Some photos, from a visit to the Laws Railroad Museum, in Bishop, California in October, 2010.
Enthusiasts of railroads, old highways, and the general western frontier experience are strictly obligated to check it out.
this is a photo gallery of their highway sign collection. They mainly focus on the Auto Club of Southern California, as they are the ones who signed the Bishop area between 1913 and 1947 exclusively. Their sign collection concentrates mainly on the 1910s and 1920s, with a couple of 1930s and later items as well.
This is just the left wall of one tiny corner of the museum! An incredible display of highway signs from the 1910s and 1920s. The one on the left says “Indian Picture Rock” – (thanks Jason and Shemp!).
Many guide signs referring to the Bishop area, including Beatty Station from Death Valley (leftmost diamond-shaped sign).
Topping it all off, a Grand Army of the Republic Highway marker, representing US-6 between Provincetown, MA and Long Beach, CA, as was designated in 1952.
Looking directly back through the vehicle garage exhibit of the museum, where the old signs are to be found … here, we see in the background a set of yellow diamond cautionary signs, each posted by the Automobile Club of Southern California, sometime between 1947 and 1956. In the foreground, we see a red stop sign which dates to between 1929 and 1942.
A 1929-1934 guide sign, featuring destinations in Death Valley: Andrews Camp, Schubers Resort, Parchers Camp, and South Lake. Parchers may be the most apt description, and that lake may just be an illusion.
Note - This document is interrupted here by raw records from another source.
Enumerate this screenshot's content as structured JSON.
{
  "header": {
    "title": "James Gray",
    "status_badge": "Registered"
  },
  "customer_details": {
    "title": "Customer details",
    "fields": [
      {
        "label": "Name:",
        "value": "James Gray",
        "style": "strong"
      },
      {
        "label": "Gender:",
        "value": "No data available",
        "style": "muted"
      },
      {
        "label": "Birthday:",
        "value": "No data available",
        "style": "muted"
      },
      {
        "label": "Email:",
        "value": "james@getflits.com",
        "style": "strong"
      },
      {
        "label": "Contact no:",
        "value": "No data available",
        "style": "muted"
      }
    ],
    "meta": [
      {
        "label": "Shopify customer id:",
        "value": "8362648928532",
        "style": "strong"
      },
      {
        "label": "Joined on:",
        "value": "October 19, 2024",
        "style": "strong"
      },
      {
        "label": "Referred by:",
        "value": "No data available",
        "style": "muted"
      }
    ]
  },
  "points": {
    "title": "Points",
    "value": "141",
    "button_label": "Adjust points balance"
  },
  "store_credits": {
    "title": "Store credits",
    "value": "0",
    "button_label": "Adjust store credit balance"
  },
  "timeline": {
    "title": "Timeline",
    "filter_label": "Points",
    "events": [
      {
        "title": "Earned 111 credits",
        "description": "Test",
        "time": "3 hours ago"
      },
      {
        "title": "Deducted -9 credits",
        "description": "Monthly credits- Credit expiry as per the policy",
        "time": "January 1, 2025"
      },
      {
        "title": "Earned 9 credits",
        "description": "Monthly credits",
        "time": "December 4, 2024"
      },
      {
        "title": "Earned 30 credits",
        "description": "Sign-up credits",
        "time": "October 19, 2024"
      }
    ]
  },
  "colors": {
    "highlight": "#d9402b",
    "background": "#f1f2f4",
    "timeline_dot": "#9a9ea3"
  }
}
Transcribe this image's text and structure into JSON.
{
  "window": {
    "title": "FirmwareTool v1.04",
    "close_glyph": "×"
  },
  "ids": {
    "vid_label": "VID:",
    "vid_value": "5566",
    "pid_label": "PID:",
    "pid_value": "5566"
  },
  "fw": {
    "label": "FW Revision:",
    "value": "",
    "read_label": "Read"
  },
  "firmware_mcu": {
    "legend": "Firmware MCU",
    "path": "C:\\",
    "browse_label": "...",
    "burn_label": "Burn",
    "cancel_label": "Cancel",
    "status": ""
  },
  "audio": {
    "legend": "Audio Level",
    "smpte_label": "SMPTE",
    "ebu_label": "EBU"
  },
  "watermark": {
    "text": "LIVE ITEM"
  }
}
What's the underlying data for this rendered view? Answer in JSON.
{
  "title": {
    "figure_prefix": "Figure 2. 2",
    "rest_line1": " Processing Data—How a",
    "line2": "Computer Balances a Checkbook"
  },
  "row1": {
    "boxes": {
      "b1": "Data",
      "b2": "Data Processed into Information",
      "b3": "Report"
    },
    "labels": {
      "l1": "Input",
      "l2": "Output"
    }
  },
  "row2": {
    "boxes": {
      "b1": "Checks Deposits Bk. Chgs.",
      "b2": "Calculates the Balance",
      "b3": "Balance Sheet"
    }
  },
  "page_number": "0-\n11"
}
Before the 1950s or so – when several specific routes were upgraded to be the primary conduit between Point A and Point B, and Death Valley was made a National Park – dozens of trails crisscrossed the inhospitable landscape, and it was the Auto Club’s responsibility to sign each of them. It made perfect business sense: the more travelers that could find their way out of danger, the fewer claims they would have to pay.
So the diamond (1913-1929) and, later, the white rectangle (1929-1956) signs sprung up everywhere, at every intersection of every potential minor rut-in-the-sand road that a traveler could take. They survive to this day, if you know where to look, preserved in the boiling dry air, for the adventurer to discover.
The right wall of the museum – featuring two Midland Trails that we have seen before, and a great variety of 1930s signs. The white rectangle guide signs, with “Automobile Club Southern Calif,” spelled out (as opposed to just the logo with no text) date to between 1929 and 1934. The Elevation sign, with the twin logos of both the US Forest Service (the redwood cone) and the Auto Club of Southern California, with the bell, dates to the mid-1930s. An incredible slice of history is found here in Bishop.